Figure 1: Premier League Power Rankings, Week One
Chelsea are in front by a healthy margin, and things don't really shake up until mid-table, where Blackburn's victory over Everton put them into the upper half. Stoke City's loss to Wolverhampton really hurts them, as Tony Pullis's team falls all the way to 14th. West Brom's crushing defeat against Chelsea is enough to drop them into the relegation zone, pushing Wolves and Bolton up the list, while Blackpool's victory over Wigan gets them up to 19th, the Latics taking their place at the bottom of the table after the 4-0 thumping.
Notes on methodology after the jump.
The way these rankings were derived was by using simple Bayesian logic with Friday's table as our prior set of beliefs. Here's a basic example:
If we thought Chelsea were good for 91 goals before the season starts, and we saw them score six goals on Saturday, we might expect that for the rest of the season they'd be on pace to score (91*37/38+6*38/38)*37/38 = 92 goals for the rest of the season, plus the six they netted on Saturday for 98 total goals. However, since West Brom are a fairly weak team, Chelsea's Strength of Schedule (SS) is only 0.6, meaning that they're only going to get credit for four goals instead of six, leaving them with a GS' of 96.

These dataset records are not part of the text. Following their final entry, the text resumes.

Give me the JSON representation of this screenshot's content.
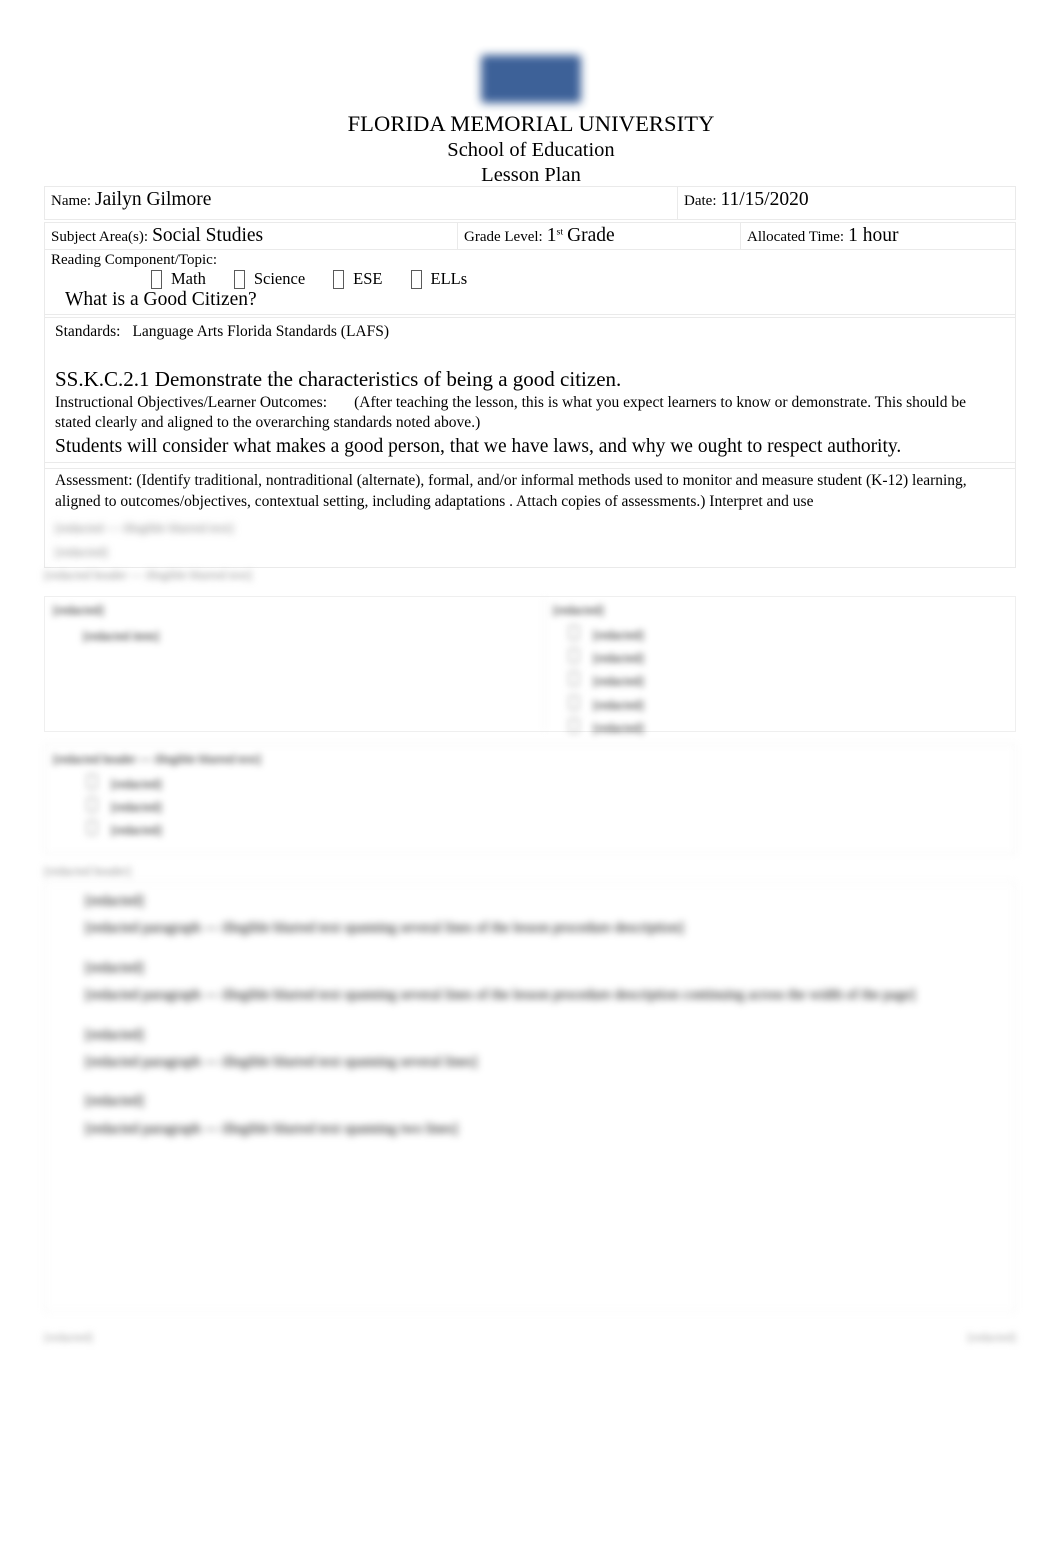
{
  "document": {
    "institution": "FLORIDA MEMORIAL UNIVERSITY",
    "school": "School of Education",
    "form_title": "Lesson Plan",
    "logo_color": "#2d5490"
  },
  "header": {
    "name_label": "Name:",
    "name_value": "Jailyn Gilmore",
    "date_label": "Date:",
    "date_value": "11/15/2020",
    "subject_label": "Subject Area(s):",
    "subject_value": "Social Studies",
    "grade_label": "Grade Level:",
    "grade_value_num": "1",
    "grade_value_sup": "st",
    "grade_value_rest": "Grade",
    "time_label": "Allocated Time:",
    "time_value": "1 hour",
    "reading_component_label": "Reading Component/Topic:",
    "reading_component_value": "What is a Good Citizen?",
    "checkboxes": [
      {
        "label": "Math",
        "checked": false
      },
      {
        "label": "Science",
        "checked": false
      },
      {
        "label": "ESE",
        "checked": false
      },
      {
        "label": "ELLs",
        "checked": false
      }
    ]
  },
  "standards": {
    "label": "Standards:",
    "value": "Language Arts Florida Standards (LAFS)",
    "code_text": "SS.K.C.2.1 Demonstrate the characteristics of being a good citizen.",
    "objectives_label": "Instructional Objectives/Learner Outcomes:",
    "objectives_hint": "(After teaching the lesson, this is what you expect learners to know or demonstrate.  This should be stated clearly and aligned to the overarching standards noted above.)",
    "objectives_value": "Students will consider what makes a good person, that we have laws, and why we ought to respect authority."
  },
  "assessment": {
    "text": "Assessment:  (Identify traditional, nontraditional (alternate), formal, and/or informal methods used to monitor and measure student (K-12) learning, aligned to outcomes/objectives, contextual setting, including adaptations .  Attach copies of assessments.) Interpret and use",
    "redacted_line_1": "[redacted — illegible blurred text]",
    "redacted_line_2": "[redacted]"
  },
  "materials": {
    "header_redacted": "[redacted header — illegible blurred text]",
    "left_column": {
      "title_redacted": "[redacted]",
      "item_redacted": "[redacted item]"
    },
    "right_column": {
      "title_redacted": "[redacted]",
      "items_redacted": [
        "[redacted]",
        "[redacted]",
        "[redacted]",
        "[redacted]",
        "[redacted]"
      ]
    }
  },
  "vocabulary": {
    "header_redacted": "[redacted header — illegible blurred text]",
    "items_redacted": [
      "[redacted]",
      "[redacted]",
      "[redacted]"
    ]
  },
  "procedures": {
    "header_redacted": "[redacted header]",
    "blocks_redacted": [
      {
        "heading": "[redacted]",
        "body": "[redacted paragraph — illegible blurred text spanning several lines of the lesson procedure description]"
      },
      {
        "heading": "[redacted]",
        "body": "[redacted paragraph — illegible blurred text spanning several lines of the lesson procedure description continuing across the width of the page]"
      },
      {
        "heading": "[redacted]",
        "body": "[redacted paragraph — illegible blurred text spanning several lines]"
      },
      {
        "heading": "[redacted]",
        "body": "[redacted paragraph — illegible blurred text spanning two lines]"
      }
    ]
  },
  "footer": {
    "left_redacted": "[redacted]",
    "right_redacted": "[redacted]"
  }
}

Strength of schedule was determined by looking at expected points compared to league average, then applied to the GS'/GC' columns in order to reduce the impact of blowing extremely weak teams out of the water on opening day. Home and away games were not considered, but cursory research has shown that this may have a significant effect.
With all that in mind, GC' (and then GD') is relatively simple to calculate. For points, things are slightly more tricky, and it's important not to include the goals already scored/conceded in the projected points for the rest of the season (otherwise you are essentially double counting). However, it's not too difficult to work out, and from there applying these values to the rest of the league is simple, and we can sort by expected points, goal difference, and goals scored to get our power rankings.